Report back the lines in this listing that carry the string "type".

━━━━━━━━

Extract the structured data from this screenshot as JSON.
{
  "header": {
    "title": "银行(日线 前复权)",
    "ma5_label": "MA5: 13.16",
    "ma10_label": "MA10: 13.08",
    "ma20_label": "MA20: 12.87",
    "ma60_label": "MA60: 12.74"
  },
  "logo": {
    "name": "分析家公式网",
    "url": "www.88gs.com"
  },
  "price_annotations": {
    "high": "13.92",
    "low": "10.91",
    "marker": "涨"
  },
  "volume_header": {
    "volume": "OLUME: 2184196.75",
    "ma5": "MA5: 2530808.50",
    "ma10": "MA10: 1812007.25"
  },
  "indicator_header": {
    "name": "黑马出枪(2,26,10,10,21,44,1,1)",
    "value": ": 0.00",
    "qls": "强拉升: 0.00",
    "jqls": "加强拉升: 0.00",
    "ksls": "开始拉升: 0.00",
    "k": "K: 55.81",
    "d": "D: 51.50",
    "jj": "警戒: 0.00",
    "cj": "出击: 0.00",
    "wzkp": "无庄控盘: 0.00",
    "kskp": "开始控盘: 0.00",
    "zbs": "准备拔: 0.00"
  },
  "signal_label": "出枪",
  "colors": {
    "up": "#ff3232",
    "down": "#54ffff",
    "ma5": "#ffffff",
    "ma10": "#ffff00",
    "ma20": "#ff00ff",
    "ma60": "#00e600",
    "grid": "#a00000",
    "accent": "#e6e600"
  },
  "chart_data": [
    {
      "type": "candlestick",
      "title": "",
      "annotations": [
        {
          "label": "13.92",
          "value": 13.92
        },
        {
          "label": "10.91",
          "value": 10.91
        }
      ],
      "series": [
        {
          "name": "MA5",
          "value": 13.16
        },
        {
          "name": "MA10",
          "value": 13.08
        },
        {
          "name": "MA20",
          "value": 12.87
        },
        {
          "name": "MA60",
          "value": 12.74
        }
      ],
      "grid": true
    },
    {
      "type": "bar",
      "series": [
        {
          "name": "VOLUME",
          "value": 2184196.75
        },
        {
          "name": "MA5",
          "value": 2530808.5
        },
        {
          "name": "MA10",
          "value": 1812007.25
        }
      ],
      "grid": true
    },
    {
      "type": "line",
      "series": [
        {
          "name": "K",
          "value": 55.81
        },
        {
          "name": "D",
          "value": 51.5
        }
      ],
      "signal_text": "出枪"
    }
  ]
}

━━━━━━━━

Exercise response:
      "type": "candlestick",
      "type": "bar",
      "type": "line",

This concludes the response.